Features of this excellent security utility include automatic whitelisting for well-known software, an anti-leak module that blocks suspicious outgoing messages, a file and folder lock, and an ad and popup blocker for web surfers.
GlassWire is network monitoring software as well as a firewall, and it’s free to use. This package installs on Windows 7, 8, and 10. Although this software would be ideal for a small business network, it’s also marketed for home use. The firewall can be set up with several profiles so it behaves differently in each given scenario. For example, you can have a home network setting and a public wifi profile.
As well as blocking incoming connections, the suite enables you to monitor bandwidth usage, throttling some apps to make more bandwidth available to key applications. The traffic management functions go down to port number, program, and process.
The monitor is always on and it tracks all activity on your computer, looking for suspicious anything suspicious. Like TinyWall, the firewall functions of GlassWire are actually just a management interface to the native Windows Defender.
Privatefirewall is a product of Privacyware. The company’s feature product is ThreatSentry, a security system designed for business networks. The company is not so interested in Privatefirewall anymore and it doesn’t even mention the product on its own website. However, you can download it for free from software distributors, such as CNet, and Softpedia. The program will run on Windows from XP up to 8.1 – there isn’t a version for Windows 10.
As well as being a firewall, this utility is a host-based intrusion detection system. It examines the log files on your computer to look for worrying events. It will also protect those log files from unauthorized alteration or deletion, which is a track-covering trick that some malware uses.

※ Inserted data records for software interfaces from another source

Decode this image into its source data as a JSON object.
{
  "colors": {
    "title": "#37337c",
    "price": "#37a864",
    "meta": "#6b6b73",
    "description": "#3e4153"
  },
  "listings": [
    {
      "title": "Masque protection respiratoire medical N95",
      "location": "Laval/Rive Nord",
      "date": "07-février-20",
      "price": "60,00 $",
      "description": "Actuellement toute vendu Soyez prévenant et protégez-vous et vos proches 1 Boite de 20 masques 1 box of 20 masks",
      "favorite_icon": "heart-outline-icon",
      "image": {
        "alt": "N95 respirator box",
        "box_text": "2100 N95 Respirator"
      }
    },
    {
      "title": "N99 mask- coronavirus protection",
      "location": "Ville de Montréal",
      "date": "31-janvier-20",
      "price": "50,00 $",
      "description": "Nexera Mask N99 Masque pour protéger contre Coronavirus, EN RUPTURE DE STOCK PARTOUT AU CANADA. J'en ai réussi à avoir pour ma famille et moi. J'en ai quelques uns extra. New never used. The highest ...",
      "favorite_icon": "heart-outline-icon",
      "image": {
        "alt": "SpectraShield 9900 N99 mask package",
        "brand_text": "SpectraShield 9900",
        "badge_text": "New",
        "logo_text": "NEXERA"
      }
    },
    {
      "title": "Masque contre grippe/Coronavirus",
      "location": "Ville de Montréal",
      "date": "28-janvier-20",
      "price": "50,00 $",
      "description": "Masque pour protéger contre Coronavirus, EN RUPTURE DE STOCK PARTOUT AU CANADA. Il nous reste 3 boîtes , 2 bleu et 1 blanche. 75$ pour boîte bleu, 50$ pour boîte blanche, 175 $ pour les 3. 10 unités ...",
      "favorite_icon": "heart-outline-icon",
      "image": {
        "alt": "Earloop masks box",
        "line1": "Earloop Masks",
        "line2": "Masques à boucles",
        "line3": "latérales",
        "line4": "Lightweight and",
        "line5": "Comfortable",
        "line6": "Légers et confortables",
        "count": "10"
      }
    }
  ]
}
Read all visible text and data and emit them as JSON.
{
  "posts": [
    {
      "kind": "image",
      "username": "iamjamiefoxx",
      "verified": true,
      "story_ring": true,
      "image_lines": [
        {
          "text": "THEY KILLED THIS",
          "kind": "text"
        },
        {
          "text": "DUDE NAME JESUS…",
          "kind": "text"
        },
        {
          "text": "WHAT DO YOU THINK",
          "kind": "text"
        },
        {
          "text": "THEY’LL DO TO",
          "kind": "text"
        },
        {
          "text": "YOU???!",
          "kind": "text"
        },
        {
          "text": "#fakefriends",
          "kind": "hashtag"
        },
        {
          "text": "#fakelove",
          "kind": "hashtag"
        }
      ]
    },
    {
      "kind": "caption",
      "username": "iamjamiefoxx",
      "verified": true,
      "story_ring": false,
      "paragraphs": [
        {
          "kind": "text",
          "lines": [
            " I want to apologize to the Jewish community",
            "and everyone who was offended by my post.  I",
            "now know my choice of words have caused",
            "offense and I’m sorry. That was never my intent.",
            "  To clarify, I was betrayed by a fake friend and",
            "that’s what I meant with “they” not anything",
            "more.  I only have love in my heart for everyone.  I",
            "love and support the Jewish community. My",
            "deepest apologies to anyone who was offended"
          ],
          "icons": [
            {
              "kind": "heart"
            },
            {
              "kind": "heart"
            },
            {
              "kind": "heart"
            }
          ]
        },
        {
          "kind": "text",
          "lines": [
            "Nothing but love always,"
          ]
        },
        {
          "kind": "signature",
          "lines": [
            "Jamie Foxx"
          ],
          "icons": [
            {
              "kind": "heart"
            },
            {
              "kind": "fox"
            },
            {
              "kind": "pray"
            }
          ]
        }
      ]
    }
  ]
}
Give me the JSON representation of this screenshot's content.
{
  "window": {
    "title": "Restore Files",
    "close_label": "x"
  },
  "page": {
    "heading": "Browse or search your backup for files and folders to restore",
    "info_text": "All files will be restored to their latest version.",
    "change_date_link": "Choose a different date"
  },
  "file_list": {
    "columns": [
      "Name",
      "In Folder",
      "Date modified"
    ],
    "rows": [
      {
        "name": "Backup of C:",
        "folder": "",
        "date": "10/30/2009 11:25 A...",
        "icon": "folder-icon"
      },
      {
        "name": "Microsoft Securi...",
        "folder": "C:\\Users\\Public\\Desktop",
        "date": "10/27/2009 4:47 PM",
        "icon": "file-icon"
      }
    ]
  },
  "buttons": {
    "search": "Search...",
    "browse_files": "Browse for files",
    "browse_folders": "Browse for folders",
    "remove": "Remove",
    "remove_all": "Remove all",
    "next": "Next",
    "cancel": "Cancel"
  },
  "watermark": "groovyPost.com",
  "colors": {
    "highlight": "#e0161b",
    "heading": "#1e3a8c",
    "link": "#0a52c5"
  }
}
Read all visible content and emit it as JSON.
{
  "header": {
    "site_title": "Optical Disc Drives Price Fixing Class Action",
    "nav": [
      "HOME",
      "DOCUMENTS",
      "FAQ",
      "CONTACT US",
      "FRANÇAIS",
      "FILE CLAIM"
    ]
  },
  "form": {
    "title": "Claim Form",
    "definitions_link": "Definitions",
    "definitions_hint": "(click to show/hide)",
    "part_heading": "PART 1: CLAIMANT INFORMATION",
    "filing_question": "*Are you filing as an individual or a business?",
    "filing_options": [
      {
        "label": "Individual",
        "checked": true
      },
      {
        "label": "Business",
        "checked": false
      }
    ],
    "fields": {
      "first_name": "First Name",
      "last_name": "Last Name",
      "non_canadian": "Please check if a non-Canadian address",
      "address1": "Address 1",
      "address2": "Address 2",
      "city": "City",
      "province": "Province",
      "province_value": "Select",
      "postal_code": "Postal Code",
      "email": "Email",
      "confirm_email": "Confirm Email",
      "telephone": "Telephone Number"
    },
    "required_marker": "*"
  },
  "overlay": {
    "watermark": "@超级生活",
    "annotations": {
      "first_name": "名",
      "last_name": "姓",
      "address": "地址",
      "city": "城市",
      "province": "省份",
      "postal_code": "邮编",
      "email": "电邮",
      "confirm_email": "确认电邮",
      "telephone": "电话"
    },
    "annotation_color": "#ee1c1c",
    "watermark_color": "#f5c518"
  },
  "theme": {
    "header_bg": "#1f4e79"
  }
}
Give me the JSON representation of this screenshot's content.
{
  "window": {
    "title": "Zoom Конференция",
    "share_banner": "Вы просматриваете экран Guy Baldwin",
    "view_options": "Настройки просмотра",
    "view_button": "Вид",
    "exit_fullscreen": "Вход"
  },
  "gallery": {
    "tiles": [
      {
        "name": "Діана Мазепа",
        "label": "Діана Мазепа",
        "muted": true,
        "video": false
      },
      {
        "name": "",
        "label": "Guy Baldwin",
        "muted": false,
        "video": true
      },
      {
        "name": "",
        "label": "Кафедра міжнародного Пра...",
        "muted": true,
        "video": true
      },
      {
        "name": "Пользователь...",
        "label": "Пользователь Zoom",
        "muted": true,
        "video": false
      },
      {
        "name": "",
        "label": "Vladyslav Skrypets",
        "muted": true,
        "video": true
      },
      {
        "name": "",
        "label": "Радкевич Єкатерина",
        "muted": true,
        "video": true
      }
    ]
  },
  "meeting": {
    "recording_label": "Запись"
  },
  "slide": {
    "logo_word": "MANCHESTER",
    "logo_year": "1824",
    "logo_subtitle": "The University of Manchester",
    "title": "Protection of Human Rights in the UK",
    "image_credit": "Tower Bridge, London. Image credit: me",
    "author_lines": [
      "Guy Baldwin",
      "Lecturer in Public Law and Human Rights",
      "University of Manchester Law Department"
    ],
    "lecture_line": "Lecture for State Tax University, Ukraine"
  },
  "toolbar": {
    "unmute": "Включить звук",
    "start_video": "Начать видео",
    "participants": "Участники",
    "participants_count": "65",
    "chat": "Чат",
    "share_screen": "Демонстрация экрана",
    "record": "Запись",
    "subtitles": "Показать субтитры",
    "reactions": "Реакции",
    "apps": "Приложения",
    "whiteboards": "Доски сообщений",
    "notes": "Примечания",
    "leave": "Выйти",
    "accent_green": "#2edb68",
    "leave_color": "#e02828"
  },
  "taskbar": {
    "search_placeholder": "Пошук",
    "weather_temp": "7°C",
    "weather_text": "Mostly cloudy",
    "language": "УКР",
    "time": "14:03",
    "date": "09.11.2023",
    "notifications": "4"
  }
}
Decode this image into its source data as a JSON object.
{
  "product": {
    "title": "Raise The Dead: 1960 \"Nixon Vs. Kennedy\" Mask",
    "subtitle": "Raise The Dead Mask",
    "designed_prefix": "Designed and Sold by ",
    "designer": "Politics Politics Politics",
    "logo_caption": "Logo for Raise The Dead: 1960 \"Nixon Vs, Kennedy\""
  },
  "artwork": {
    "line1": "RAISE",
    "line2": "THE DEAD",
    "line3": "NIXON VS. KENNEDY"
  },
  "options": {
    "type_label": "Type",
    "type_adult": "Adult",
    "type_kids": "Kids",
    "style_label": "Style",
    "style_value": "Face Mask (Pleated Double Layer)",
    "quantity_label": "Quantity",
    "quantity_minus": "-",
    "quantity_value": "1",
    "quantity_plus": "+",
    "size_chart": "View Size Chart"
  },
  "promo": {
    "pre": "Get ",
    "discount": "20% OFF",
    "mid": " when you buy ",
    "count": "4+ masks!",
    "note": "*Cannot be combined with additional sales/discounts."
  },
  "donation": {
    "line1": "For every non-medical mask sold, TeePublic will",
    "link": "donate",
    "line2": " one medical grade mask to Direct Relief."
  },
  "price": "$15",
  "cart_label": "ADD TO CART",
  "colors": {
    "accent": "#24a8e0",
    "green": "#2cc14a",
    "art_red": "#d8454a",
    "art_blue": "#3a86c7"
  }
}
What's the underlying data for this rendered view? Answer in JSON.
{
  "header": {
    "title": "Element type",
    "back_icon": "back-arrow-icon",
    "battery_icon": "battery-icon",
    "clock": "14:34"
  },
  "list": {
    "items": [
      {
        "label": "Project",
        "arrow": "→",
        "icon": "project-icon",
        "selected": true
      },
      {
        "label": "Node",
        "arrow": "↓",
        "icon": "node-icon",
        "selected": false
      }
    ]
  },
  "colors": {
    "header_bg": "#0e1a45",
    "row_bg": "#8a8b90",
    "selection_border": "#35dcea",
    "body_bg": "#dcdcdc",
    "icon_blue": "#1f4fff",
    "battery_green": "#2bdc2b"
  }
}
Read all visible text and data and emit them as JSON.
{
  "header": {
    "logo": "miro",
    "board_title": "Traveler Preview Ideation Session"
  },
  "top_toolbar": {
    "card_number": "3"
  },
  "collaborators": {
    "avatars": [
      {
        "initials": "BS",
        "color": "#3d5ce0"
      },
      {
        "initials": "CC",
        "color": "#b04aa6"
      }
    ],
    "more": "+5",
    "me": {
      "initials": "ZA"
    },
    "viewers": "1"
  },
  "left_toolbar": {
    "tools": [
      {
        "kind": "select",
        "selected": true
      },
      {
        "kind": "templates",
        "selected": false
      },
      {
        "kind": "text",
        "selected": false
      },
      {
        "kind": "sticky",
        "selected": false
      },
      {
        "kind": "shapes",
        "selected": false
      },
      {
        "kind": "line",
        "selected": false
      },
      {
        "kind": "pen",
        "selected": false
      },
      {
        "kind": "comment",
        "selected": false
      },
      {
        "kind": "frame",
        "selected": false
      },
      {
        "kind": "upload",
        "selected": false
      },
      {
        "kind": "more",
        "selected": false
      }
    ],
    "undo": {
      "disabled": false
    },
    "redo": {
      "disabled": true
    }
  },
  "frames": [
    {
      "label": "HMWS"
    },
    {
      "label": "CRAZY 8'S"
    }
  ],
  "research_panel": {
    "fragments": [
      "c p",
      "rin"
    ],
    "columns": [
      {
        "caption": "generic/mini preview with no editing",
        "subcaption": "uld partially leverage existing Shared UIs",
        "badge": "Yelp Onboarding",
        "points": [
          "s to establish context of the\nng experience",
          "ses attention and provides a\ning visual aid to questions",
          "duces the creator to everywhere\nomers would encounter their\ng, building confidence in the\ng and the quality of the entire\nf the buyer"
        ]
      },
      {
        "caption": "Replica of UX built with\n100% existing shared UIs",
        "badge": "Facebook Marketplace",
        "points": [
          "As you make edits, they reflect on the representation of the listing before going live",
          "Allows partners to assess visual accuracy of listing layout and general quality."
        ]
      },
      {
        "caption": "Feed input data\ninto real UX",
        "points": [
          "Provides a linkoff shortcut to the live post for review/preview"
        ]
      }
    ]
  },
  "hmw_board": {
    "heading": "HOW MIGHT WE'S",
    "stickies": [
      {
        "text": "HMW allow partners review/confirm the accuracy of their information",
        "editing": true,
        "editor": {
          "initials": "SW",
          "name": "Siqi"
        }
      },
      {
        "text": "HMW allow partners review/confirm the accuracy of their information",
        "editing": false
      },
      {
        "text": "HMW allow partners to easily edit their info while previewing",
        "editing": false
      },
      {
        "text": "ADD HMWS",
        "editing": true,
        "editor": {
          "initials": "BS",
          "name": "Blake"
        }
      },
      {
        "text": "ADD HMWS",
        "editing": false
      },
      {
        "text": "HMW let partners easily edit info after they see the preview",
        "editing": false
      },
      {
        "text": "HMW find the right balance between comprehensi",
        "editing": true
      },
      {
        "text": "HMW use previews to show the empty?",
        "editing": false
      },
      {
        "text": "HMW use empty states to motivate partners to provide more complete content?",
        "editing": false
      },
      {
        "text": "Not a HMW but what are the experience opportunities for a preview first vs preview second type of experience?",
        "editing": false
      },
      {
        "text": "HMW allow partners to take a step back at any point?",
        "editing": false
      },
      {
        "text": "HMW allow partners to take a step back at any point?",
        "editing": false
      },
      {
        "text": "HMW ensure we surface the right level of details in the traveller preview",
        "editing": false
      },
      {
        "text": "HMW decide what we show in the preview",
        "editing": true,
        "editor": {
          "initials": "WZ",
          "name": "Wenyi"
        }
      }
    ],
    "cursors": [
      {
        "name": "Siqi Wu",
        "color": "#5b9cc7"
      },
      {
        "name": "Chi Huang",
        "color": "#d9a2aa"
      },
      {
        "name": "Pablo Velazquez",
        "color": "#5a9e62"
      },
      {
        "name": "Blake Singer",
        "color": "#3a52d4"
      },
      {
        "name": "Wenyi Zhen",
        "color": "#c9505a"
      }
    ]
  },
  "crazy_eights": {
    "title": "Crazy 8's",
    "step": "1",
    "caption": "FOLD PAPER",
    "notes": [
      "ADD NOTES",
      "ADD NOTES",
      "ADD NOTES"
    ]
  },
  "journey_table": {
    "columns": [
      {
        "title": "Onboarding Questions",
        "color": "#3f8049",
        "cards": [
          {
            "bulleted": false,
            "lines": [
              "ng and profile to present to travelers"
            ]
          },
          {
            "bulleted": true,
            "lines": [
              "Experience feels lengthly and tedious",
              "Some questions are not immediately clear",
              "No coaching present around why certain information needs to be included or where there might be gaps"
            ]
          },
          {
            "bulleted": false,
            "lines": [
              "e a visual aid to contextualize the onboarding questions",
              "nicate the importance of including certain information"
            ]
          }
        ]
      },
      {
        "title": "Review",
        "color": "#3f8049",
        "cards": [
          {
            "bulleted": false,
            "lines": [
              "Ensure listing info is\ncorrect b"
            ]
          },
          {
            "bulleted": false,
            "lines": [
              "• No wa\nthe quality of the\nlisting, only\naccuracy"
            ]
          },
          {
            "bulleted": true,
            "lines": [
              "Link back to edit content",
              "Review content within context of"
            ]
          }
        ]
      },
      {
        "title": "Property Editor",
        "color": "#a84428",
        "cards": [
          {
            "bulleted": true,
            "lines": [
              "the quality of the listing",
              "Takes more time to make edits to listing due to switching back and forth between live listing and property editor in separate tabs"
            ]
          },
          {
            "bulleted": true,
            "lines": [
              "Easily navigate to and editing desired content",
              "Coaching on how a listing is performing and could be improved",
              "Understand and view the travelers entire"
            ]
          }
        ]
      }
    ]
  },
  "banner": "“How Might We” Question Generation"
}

The regular firewall features of this suite include whitelisting and blacklisting functions, as well as content privacy controls such as text copy shutdown and clipboard monitoring. The interface for the firewall is a popup context menu that you activate by right-clicking on the program icon in the system tray.
The tool will also monitor email activity, disable infected or banned websites from loading, and block internet activity from a specified address.
9. OpenDNS Home
OpenDNS is a business network security system that also has a free Home edition. This firewall covers all of the internet-active devices in your home, including DVRs and smart TVs, computers, tablets, and smartphones. It’s a great choice for families because it includes parental controls.
This system is cloud-based, so you don’t have to install any software. Instead, the service changes your router settings to channel all of your internet traffic through the OpenDNS server. This is what the industry calls an “edge service” and it will also protect you from other hacker actions, such as DDoS attacks.
Do I need a third-party firewall?
Businesses religiously install firewalls to protect their resources from attack (see Best Web Application Firewalls), but the general public has become less interested in this form of protection. A big reason for this complacency is that protection is often built in to devices.
At home, wifi routers offer protection against attack from the internet in the form of a hardware firewall. However, the advent of Trojans means that this incoming connection request block is no longer enough; Trojans will open up outgoing connections back to base and invite in other viruses.
Popular operating systems often come with their own software firewall, such as Windows Defender in newer versions of Windows. However, this is a rudimentary firewall that could do with a lot more options, which you get with third-party firewalls.
Note that if you do have firewalls built in to your router or operating system, you need to make sure they’re enabled. A disabled firewall is as useless as not having one at all.